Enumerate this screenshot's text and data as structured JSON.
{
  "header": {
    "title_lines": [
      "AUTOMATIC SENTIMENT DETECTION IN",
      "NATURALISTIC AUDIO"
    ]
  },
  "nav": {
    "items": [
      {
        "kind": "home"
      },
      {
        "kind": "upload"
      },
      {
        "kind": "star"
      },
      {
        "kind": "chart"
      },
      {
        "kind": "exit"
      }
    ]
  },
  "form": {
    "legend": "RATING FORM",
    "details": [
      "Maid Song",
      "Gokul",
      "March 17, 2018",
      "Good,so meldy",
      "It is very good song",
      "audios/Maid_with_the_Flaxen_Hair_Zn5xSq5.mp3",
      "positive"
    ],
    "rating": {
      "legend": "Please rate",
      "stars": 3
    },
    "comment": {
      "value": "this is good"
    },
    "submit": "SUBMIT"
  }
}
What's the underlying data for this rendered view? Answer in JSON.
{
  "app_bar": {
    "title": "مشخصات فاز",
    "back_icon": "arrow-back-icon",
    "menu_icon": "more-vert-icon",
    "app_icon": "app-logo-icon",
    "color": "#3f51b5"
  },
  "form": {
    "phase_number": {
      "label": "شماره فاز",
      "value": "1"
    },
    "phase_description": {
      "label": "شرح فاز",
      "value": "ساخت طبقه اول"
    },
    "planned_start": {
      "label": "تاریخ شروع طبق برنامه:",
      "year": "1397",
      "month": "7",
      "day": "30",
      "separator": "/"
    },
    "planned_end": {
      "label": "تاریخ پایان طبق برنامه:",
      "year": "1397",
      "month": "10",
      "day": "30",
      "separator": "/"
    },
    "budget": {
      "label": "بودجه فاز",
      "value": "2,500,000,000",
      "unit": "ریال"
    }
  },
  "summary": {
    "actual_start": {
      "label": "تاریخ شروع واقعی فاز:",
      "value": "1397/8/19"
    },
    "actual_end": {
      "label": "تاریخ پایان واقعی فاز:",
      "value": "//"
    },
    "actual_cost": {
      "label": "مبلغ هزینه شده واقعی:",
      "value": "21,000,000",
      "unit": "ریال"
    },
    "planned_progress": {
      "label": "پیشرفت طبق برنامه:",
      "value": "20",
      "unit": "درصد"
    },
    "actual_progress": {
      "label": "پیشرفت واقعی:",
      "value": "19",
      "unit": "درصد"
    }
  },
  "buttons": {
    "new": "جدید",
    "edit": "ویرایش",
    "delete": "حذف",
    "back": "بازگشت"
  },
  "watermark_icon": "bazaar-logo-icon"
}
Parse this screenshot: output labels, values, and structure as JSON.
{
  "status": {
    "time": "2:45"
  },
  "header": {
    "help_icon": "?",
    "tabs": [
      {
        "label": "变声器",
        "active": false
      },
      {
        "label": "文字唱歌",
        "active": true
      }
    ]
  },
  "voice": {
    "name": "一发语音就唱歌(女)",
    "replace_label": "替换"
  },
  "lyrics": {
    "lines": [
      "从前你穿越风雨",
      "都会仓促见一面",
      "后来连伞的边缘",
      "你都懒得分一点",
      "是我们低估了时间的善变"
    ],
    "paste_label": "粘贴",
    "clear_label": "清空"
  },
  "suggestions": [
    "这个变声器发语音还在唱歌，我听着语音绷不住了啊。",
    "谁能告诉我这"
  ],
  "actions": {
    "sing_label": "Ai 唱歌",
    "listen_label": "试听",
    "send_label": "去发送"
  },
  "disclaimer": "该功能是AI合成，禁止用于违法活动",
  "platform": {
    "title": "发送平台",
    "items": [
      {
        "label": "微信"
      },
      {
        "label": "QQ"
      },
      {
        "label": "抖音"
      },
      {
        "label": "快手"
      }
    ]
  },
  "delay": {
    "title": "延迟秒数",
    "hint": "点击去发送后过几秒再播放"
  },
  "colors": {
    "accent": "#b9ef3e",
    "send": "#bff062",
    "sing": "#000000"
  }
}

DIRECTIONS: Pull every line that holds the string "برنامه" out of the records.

WRITTEN RESPONSE:
      "label": "تاریخ شروع طبق برنامه:",
      "label": "تاریخ پایان طبق برنامه:",
      "label": "پیشرفت طبق برنامه:",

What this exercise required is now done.